- Compressed Work Schedule: Work full-time hours in fewer than the normal number of days per time-period (e.g. Anika can opt to work 40 hours within a four-day work week and spend the rest of the week on her family needs)
- Job sharing: Have at least two persons to share the responsibilities of one full-time job (e.g. Anika can share her workload with another medical lab technician who is keen on this arrangement)
All of the above are examples of FWAs that Anika can tap on. For employees in job functions that require physical presence such as handling specific equipment on-site and frontline roles, telecommuting may not be a viable option. By considering the above examples, it can help employees, like Anika, continue to fulfil their job role, while also taking care of their responsibilities at home.
- Job nature
- Work expectations and deliverables
- Key performance indicators
It is important for Mr Hassan to look at the job scope and responsibilities to figure out if the preferred FWA might impact an employee’s ability to fulfill his or her job duties.
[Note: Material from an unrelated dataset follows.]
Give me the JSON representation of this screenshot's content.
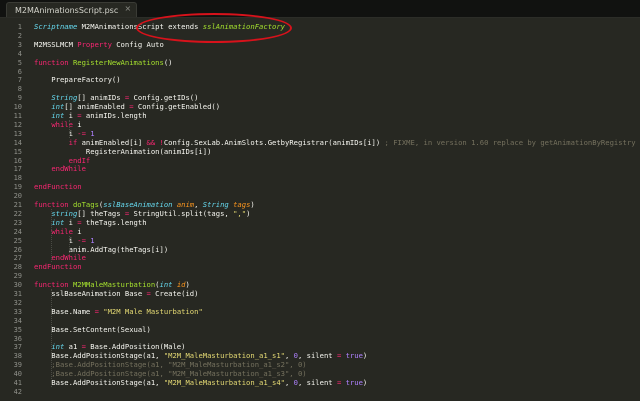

The employee should also consider how he or she will meet work obligations while tapping on the FWA. Both employer and employee should have an honest discussion about their respective concerns. If the FWA request is deemed unsuitable, both sides should discuss and explore other FWAs that would be feasible.
- No preparation is necessary because everyone can figure it out as they go along
- The employer should meet with Eve and Nurul ahead of time to clearly communicate work targets and how the workload will be divided
- Colleagues and clients should be informed of Eve's and Nurul's new work arrangements to minimise work disruption
Preparation is half the battle won. Implementing a new FWA can have an impact on different stakeholders. Meeting with employees who are embarking on FWAs ahead of time to communicate work scope and targets, as well as notifying colleagues and clients of the new work arrangements can help make the transition smooth and maximise productivity.
- Mr Rama should hold regular check-ins to keep his telecommuting employees engaged and connected with colleagues
- Mr Rama should use project management tools to measure deliverables and evaluate work, and align expectations on quality of work and timelines
- Telecommuting employees should ensure that they remain accessible by phone or e-mail even when not physically present in the office
Ultimately, having a successful and sustainable FWA is about fostering a deep sense of trust between an employer and employee by showing that the new working arrangement will not affect work deliverables or business operations. Such an arrangement also contributes to maintaining a high level of productivity and meeting work targets.
Today, you’ve learnt:
- What are the different types of FWAs
- How FWAs can benefit both employees and employers
- What employees and employers should consider when determining if an FWA is suitable
- How employees and employers can prepare for FWAs and ensure the sustainability of these arrangements